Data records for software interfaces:
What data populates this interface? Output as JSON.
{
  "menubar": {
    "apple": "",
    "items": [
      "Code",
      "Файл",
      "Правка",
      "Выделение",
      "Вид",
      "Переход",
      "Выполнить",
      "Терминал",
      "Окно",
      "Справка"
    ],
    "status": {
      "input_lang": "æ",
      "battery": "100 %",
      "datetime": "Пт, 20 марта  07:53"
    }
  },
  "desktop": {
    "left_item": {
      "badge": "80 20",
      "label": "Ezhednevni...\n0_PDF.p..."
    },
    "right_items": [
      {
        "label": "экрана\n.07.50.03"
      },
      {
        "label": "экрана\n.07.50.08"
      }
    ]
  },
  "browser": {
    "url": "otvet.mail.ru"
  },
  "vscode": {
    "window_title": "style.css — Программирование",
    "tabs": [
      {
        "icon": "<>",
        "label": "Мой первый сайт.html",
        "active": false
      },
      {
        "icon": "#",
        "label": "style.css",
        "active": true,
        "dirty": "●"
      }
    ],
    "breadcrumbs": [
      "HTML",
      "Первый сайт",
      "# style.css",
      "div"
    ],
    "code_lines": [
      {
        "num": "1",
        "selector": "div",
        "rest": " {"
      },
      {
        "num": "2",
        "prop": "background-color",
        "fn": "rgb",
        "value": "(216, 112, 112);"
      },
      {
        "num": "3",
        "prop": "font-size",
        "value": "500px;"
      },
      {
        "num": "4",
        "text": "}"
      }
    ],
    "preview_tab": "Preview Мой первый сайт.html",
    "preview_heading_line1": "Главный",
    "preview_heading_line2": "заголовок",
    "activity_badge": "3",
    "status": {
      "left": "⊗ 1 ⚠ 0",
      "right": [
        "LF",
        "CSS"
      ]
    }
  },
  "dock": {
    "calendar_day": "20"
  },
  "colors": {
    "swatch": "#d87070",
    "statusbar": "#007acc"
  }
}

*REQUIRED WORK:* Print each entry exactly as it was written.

*TASK ANSWER:*
What data populates this interface? Output as JSON.
{
  "menubar": {
    "apple": "",
    "items": [
      "Code",
      "Файл",
      "Правка",
      "Выделение",
      "Вид",
      "Переход",
      "Выполнить",
      "Терминал",
      "Окно",
      "Справка"
    ],
    "status": {
      "input_lang": "æ",
      "battery": "100 %",
      "datetime": "Пт, 20 марта  07:53"
    }
  },
  "desktop": {
    "left_item": {
      "badge": "80 20",
      "label": "Ezhednevni...\n0_PDF.p..."
    },
    "right_items": [
      {
        "label": "экрана\n.07.50.03"
      },
      {
        "label": "экрана\n.07.50.08"
      }
    ]
  },
  "browser": {
    "url": "otvet.mail.ru"
  },
  "vscode": {
    "window_title": "style.css — Программирование",
    "tabs": [
      {
        "icon": "<>",
        "label": "Мой первый сайт.html",
        "active": false
      },
      {
        "icon": "#",
        "label": "style.css",
        "active": true,
        "dirty": "●"
      }
    ],
    "breadcrumbs": [
      "HTML",
      "Первый сайт",
      "# style.css",
      "div"
    ],
    "code_lines": [
      {
        "num": "1",
        "selector": "div",
        "rest": " {"
      },
      {
        "num": "2",
        "prop": "background-color",
        "fn": "rgb",
        "value": "(216, 112, 112);"
      },
      {
        "num": "3",
        "prop": "font-size",
        "value": "500px;"
      },
      {
        "num": "4",
        "text": "}"
      }
    ],
    "preview_tab": "Preview Мой первый сайт.html",
    "preview_heading_line1": "Главный",
    "preview_heading_line2": "заголовок",
    "activity_badge": "3",
    "status": {
      "left": "⊗ 1 ⚠ 0",
      "right": [
        "LF",
        "CSS"
      ]
    }
  },
  "dock": {
    "calendar_day": "20"
  },
  "colors": {
    "swatch": "#d87070",
    "statusbar": "#007acc"
  }
}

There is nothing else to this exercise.